** Opening DATA FOR THE TASK block **

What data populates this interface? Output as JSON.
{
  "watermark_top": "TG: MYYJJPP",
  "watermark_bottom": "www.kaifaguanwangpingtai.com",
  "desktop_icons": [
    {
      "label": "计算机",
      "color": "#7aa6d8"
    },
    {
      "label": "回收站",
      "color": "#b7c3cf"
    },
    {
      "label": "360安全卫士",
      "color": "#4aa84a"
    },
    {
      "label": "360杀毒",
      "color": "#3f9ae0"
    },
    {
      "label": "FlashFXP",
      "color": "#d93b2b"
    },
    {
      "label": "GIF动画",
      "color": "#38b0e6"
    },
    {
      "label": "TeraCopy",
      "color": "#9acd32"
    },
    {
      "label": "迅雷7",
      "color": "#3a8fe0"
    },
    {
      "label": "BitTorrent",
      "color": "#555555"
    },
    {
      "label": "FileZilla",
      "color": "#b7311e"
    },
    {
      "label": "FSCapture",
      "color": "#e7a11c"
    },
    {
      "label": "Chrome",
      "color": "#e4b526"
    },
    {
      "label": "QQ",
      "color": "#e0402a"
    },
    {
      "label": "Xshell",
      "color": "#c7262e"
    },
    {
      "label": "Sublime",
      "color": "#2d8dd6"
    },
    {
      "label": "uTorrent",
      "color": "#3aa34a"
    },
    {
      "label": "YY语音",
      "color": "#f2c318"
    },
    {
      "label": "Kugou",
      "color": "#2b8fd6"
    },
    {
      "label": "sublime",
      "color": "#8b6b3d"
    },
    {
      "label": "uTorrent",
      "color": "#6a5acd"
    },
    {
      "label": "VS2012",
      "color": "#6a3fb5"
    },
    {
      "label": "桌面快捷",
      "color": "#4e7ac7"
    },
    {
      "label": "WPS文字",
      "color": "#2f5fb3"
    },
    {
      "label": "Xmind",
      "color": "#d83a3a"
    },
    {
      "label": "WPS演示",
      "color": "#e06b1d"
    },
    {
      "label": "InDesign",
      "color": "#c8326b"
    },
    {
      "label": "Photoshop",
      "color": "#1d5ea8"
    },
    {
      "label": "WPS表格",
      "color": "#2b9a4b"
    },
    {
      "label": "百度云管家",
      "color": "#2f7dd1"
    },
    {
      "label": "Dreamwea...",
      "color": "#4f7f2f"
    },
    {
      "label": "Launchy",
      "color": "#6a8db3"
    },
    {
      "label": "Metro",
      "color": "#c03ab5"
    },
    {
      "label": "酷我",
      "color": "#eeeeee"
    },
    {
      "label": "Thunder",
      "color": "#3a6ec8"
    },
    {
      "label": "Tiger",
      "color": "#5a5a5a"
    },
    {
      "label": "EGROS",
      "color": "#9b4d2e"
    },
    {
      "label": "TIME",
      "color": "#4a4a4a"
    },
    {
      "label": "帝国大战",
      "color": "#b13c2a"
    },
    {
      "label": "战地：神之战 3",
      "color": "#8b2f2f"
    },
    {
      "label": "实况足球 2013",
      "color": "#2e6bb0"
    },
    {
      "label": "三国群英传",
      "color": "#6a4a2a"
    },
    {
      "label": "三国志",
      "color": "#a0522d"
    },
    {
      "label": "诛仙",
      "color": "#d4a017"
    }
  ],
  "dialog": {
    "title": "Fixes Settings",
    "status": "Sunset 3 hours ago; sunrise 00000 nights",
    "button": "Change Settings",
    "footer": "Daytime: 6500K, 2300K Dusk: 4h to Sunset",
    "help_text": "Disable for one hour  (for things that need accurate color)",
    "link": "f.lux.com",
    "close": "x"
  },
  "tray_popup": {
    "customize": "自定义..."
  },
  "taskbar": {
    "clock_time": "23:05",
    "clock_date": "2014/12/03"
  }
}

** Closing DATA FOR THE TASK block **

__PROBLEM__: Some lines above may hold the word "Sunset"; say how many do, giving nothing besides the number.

__EXERCISE RESPONSE__: 2